LettersHow to have positive discussions about LGBTQ Pride with children
- Understandably, such topics may seem new to traditional, heteronormative societies, but they are ultimately lessons about social inclusion
Understandably, such topics may seem new to traditional, heteronormative Chinese societies, but they are ultimately lessons about social inclusion. Preschool age children start identifying differences in others, while being socialised to assign negative meanings to those differences. These experiences can have a lifelong influence, as children internalise messages around them with little filter.

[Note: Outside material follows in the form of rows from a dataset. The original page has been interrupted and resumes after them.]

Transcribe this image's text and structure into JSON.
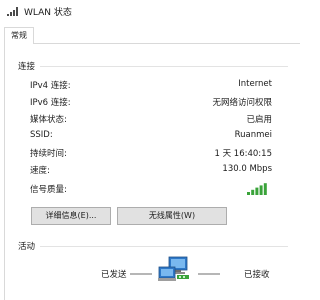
{
  "window": {
    "title": "WLAN 状态"
  },
  "tabs": [
    {
      "label": "常规"
    }
  ],
  "connection": {
    "section_title": "连接",
    "rows": [
      {
        "label": "IPv4 连接:",
        "value": "Internet"
      },
      {
        "label": "IPv6 连接:",
        "value": "无网络访问权限"
      },
      {
        "label": "媒体状态:",
        "value": "已启用"
      },
      {
        "label": "SSID:",
        "value": "Ruanmei"
      },
      {
        "label": "持续时间:",
        "value": "1 天 16:40:15"
      },
      {
        "label": "速度:",
        "value": "130.0 Mbps"
      }
    ],
    "signal_label": "信号质量:",
    "signal_icon": "signal-strength-icon",
    "signal_bars_lit": 5,
    "signal_bars_total": 5,
    "signal_color": "#3aa33a"
  },
  "buttons": {
    "details": "详细信息(E)...",
    "wireless_properties": "无线属性(W)"
  },
  "activity": {
    "section_title": "活动",
    "sent_label": "已发送",
    "received_label": "已接收",
    "network_icon": "network-computers-icon"
  }
}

But research has found that social skills which enhance inclusivity, such as empathy and judgment of unfairness, start developing in children as young as four years old. This is why early education about diversity through daily interactions is crucial. For example, when teaching children about colours, parents could use LGBTQ-themed flashcards. The topic of sexuality becomes normalised, and children become more open and accepting as they grow up. They learn that people with differences should not be treated as “other”, and violence and discrimination should never be tolerated. These teachings can also help them embrace differences in race, ability, cultural background, and so on.
Topics of gender and sexuality are also relevant to families outside the LGBTQ community. Gender stereotypes, such as how boys should not wear pink and girls should not like cars, affect children’s confidence in their identity. Educating them about inclusivity teaches them to be confident in who they are and to express themselves freely regardless of social norms.
The road towards an inclusive society is one of learning and unlearning values, but it can be made easier if parents and children set out on that journey together, with children being told they are loved for who they are and learning to share that love with others.
Marina Watt, doctorate student in education, University of Bristol